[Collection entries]
-=-=-
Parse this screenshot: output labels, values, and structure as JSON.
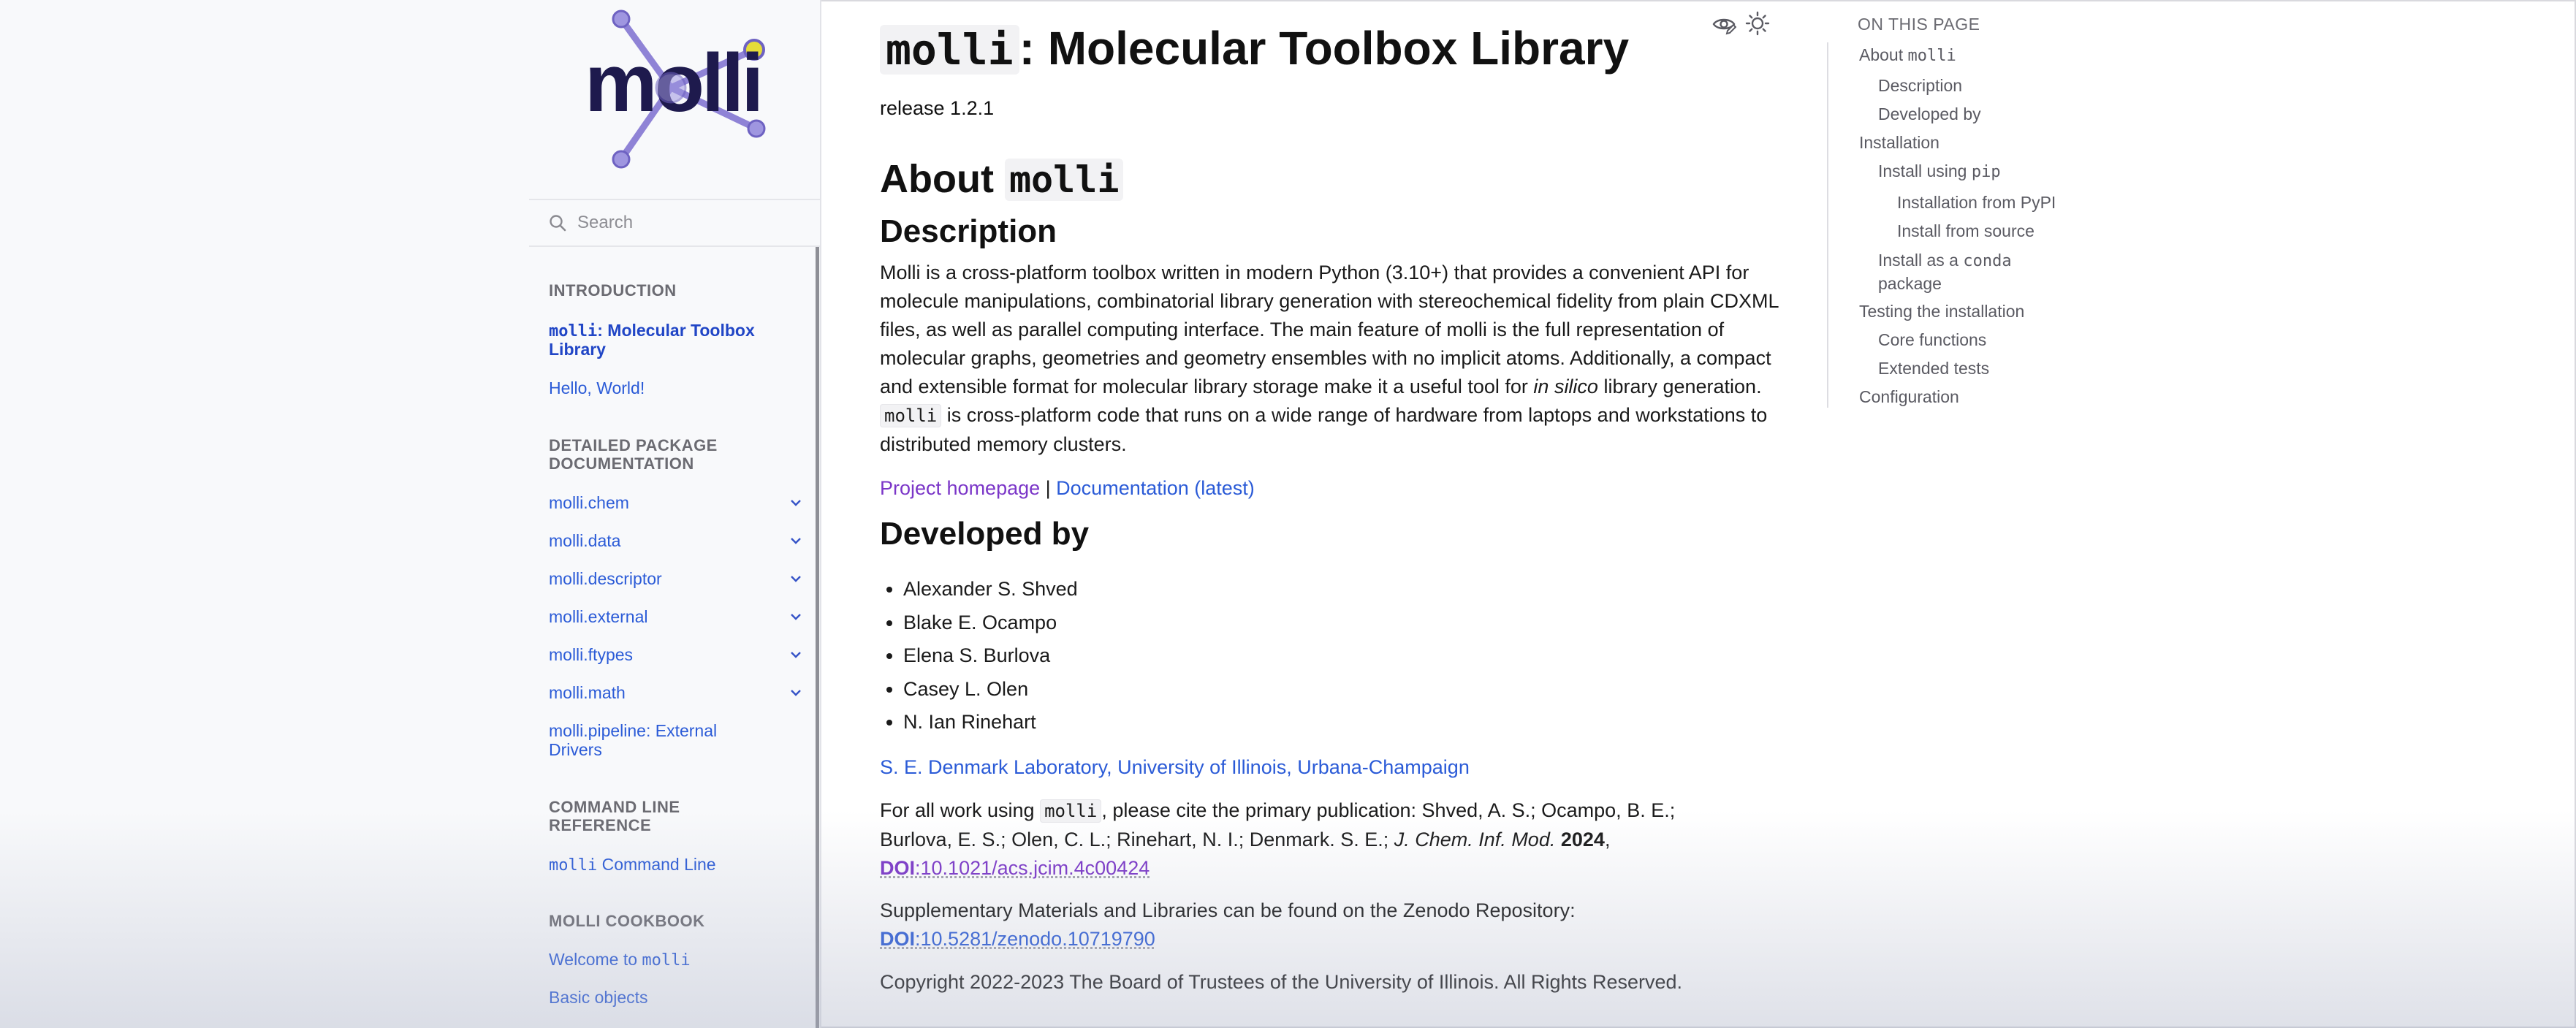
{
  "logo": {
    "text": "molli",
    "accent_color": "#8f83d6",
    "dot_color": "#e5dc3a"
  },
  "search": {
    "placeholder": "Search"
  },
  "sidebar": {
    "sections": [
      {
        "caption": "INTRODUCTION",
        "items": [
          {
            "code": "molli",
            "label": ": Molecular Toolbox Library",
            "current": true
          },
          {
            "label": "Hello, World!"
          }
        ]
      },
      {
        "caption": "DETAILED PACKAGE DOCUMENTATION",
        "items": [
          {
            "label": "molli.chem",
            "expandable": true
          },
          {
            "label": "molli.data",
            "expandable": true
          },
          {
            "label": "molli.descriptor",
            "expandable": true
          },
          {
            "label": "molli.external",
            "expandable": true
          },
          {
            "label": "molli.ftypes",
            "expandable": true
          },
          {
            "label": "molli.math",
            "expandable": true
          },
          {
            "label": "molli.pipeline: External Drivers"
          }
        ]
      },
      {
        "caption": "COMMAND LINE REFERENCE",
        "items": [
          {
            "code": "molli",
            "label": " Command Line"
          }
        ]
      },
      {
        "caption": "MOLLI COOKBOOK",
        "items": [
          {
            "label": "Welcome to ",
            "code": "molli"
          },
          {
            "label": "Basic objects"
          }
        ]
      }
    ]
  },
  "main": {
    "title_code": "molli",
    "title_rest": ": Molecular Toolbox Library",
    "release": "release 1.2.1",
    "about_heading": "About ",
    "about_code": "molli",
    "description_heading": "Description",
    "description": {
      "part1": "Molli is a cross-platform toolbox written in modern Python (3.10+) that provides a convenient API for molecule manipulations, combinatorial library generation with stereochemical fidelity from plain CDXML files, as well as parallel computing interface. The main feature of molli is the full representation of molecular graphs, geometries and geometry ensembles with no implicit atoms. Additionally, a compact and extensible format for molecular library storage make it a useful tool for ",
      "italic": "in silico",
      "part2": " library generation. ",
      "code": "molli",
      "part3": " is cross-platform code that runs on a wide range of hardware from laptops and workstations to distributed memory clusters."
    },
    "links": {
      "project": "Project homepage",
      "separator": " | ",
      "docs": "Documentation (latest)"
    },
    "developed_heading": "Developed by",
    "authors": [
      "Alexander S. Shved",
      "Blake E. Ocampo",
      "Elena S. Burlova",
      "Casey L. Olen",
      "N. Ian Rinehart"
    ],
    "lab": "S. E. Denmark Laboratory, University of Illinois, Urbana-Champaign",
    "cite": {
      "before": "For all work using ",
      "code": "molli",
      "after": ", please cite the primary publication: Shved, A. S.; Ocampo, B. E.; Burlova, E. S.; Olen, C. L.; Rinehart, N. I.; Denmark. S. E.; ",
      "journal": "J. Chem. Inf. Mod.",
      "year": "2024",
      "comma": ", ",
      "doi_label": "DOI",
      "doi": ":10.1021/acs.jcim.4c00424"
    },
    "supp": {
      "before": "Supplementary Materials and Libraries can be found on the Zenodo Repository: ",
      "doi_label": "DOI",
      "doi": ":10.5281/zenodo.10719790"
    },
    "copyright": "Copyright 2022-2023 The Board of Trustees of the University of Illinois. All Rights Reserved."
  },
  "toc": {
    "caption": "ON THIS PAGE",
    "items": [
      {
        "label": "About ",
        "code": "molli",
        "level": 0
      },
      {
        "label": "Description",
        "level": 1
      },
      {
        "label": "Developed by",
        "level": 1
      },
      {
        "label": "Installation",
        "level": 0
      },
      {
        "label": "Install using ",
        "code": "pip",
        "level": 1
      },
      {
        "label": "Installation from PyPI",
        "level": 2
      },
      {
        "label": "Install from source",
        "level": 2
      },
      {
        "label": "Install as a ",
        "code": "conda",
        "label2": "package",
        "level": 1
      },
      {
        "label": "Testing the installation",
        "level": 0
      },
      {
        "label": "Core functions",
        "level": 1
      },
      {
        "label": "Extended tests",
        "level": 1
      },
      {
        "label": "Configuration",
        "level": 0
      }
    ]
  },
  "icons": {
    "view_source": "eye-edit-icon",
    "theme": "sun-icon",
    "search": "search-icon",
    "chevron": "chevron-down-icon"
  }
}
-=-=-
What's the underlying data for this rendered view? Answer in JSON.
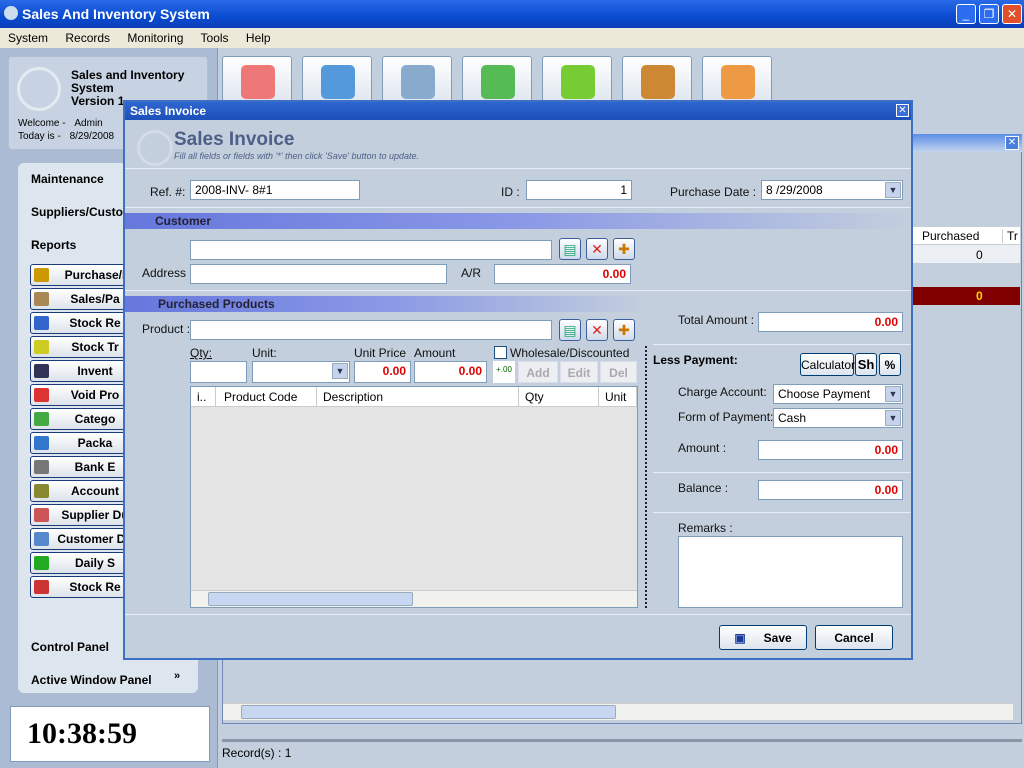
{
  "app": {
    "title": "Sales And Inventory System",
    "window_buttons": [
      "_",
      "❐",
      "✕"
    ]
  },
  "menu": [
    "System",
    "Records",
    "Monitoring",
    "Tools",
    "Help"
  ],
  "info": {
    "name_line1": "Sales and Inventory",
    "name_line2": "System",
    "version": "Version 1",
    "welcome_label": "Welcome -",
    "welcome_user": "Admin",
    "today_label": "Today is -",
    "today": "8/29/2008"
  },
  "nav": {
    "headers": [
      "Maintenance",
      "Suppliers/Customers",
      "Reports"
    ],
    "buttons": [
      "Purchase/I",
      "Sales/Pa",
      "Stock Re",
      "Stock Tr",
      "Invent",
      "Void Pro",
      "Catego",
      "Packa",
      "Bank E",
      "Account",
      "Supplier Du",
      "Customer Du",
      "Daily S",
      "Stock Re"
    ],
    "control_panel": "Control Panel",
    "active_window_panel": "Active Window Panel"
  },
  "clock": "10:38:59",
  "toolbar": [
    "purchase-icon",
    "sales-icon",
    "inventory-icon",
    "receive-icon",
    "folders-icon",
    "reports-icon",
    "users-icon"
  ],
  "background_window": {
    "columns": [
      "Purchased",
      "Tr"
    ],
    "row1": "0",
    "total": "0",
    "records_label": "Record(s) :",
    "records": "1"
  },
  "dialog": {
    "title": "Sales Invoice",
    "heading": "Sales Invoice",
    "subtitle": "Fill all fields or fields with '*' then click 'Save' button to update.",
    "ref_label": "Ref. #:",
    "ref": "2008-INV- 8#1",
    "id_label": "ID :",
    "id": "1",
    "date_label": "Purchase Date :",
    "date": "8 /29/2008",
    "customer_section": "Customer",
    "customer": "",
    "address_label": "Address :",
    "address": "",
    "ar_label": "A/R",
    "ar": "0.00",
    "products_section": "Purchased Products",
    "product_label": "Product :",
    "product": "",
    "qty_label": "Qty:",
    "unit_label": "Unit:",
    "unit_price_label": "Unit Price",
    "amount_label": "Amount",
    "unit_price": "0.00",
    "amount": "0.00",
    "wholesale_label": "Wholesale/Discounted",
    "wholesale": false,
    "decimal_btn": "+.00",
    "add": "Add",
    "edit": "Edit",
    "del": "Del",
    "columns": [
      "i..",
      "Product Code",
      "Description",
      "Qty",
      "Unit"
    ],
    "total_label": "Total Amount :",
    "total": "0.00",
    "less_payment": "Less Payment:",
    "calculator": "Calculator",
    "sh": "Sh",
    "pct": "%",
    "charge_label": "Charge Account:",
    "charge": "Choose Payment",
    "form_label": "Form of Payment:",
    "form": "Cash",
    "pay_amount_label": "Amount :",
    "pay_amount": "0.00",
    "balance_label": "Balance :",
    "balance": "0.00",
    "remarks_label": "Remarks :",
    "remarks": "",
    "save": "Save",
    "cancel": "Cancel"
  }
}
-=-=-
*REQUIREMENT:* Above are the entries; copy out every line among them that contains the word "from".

*SOLUTION TO THE PROBLEM:*
      "part1": "Molli is a cross-platform toolbox written in modern Python (3.10+) that provides a convenient API for molecule manipulations, combinatorial library generation with stereochemical fidelity from plain CDXML files, as well as parallel computing interface. The main feature of molli is the full representation of molecular graphs, geometries and geometry ensembles with no implicit atoms. Additionally, a compact and extensible format for molecular library storage make it a useful tool for ",
      "part3": " is cross-platform code that runs on a wide range of hardware from laptops and workstations to distributed memory clusters."
        "label": "Installation from PyPI",
        "label": "Install from source",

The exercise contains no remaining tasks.